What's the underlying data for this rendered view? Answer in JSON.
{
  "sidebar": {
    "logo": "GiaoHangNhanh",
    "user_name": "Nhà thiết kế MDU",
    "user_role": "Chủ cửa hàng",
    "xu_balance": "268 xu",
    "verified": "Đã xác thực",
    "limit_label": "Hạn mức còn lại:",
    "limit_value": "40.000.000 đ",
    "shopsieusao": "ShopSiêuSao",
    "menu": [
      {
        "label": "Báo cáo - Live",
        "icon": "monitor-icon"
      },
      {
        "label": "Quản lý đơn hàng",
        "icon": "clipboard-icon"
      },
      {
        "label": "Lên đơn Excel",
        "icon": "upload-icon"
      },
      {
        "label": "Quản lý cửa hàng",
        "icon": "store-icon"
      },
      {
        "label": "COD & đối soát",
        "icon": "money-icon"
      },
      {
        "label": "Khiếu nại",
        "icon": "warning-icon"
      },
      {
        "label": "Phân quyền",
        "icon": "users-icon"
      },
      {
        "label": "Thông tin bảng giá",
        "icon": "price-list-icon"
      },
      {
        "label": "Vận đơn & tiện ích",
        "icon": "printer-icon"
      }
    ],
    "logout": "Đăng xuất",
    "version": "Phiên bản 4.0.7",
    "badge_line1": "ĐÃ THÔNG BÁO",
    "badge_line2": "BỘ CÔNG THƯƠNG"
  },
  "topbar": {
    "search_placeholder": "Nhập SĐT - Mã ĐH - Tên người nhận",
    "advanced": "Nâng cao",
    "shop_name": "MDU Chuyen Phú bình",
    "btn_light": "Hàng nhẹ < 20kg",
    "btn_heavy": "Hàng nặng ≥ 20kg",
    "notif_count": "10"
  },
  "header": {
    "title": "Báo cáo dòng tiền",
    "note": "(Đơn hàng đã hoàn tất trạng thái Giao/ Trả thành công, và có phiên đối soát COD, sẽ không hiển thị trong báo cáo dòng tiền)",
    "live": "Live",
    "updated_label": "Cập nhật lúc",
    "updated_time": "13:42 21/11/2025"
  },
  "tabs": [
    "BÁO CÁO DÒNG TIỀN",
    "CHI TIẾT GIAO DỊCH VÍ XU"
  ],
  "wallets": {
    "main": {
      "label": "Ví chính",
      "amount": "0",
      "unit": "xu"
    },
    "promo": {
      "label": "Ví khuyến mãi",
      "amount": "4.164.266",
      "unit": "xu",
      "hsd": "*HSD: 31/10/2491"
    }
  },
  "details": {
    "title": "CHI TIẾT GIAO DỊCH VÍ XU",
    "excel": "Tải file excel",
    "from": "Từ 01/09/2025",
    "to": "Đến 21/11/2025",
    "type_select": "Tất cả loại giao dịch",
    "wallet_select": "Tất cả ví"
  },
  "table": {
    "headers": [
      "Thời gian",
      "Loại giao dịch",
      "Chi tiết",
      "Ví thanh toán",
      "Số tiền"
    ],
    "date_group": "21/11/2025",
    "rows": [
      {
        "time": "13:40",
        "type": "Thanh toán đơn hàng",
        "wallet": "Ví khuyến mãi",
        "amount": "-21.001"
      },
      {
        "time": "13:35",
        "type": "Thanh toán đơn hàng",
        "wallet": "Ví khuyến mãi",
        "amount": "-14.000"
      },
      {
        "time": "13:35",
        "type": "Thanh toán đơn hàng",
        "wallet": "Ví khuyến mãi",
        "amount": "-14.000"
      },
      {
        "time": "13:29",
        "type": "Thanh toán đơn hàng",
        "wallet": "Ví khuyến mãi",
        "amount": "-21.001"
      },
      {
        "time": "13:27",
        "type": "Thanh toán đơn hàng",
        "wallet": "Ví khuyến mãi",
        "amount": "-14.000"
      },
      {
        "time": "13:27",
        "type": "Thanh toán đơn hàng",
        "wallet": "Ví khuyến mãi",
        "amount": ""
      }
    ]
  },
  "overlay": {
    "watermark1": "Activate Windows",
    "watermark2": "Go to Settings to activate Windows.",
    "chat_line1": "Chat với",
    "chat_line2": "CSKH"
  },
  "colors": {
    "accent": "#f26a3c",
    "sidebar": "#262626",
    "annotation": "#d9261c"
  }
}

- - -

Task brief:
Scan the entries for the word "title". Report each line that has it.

Task answer:
    "title": "Báo cáo dòng tiền",
    "title": "CHI TIẾT GIAO DỊCH VÍ XU",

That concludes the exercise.